Send back all the data below, exactly as given.

-----

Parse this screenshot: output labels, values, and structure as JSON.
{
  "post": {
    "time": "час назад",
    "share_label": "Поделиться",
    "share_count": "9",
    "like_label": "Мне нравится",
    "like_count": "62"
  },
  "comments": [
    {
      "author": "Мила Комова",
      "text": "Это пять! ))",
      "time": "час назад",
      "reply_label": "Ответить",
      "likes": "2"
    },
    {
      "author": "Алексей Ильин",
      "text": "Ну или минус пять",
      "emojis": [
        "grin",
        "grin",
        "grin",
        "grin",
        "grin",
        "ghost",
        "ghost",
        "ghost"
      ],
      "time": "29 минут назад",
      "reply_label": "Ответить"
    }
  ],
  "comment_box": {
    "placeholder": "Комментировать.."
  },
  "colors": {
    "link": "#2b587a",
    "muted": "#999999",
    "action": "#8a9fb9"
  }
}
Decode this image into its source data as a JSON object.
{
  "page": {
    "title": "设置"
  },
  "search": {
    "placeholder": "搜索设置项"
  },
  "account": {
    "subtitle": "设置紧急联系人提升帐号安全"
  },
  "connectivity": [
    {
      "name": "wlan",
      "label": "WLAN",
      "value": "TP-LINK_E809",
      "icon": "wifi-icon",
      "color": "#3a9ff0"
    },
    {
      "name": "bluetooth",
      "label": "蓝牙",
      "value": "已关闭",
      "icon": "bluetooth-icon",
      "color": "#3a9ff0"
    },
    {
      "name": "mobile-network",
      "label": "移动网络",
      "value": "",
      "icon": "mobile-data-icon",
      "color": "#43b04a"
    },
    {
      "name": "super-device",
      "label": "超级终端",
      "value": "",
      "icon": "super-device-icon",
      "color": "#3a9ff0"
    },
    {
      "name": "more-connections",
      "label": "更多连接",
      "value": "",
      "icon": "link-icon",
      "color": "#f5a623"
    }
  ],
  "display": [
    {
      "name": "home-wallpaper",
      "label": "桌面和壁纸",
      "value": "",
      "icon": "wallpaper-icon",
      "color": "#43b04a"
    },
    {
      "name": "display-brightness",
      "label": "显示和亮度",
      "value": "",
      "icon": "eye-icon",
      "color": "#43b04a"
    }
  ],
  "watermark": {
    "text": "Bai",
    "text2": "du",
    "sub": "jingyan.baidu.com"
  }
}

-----

Result of this exercise:
Parse this screenshot: output labels, values, and structure as JSON.
{
  "post": {
    "time": "час назад",
    "share_label": "Поделиться",
    "share_count": "9",
    "like_label": "Мне нравится",
    "like_count": "62"
  },
  "comments": [
    {
      "author": "Мила Комова",
      "text": "Это пять! ))",
      "time": "час назад",
      "reply_label": "Ответить",
      "likes": "2"
    },
    {
      "author": "Алексей Ильин",
      "text": "Ну или минус пять",
      "emojis": [
        "grin",
        "grin",
        "grin",
        "grin",
        "grin",
        "ghost",
        "ghost",
        "ghost"
      ],
      "time": "29 минут назад",
      "reply_label": "Ответить"
    }
  ],
  "comment_box": {
    "placeholder": "Комментировать.."
  },
  "colors": {
    "link": "#2b587a",
    "muted": "#999999",
    "action": "#8a9fb9"
  }
}
Decode this image into its source data as a JSON object.
{
  "page": {
    "title": "设置"
  },
  "search": {
    "placeholder": "搜索设置项"
  },
  "account": {
    "subtitle": "设置紧急联系人提升帐号安全"
  },
  "connectivity": [
    {
      "name": "wlan",
      "label": "WLAN",
      "value": "TP-LINK_E809",
      "icon": "wifi-icon",
      "color": "#3a9ff0"
    },
    {
      "name": "bluetooth",
      "label": "蓝牙",
      "value": "已关闭",
      "icon": "bluetooth-icon",
      "color": "#3a9ff0"
    },
    {
      "name": "mobile-network",
      "label": "移动网络",
      "value": "",
      "icon": "mobile-data-icon",
      "color": "#43b04a"
    },
    {
      "name": "super-device",
      "label": "超级终端",
      "value": "",
      "icon": "super-device-icon",
      "color": "#3a9ff0"
    },
    {
      "name": "more-connections",
      "label": "更多连接",
      "value": "",
      "icon": "link-icon",
      "color": "#f5a623"
    }
  ],
  "display": [
    {
      "name": "home-wallpaper",
      "label": "桌面和壁纸",
      "value": "",
      "icon": "wallpaper-icon",
      "color": "#43b04a"
    },
    {
      "name": "display-brightness",
      "label": "显示和亮度",
      "value": "",
      "icon": "eye-icon",
      "color": "#43b04a"
    }
  ],
  "watermark": {
    "text": "Bai",
    "text2": "du",
    "sub": "jingyan.baidu.com"
  }
}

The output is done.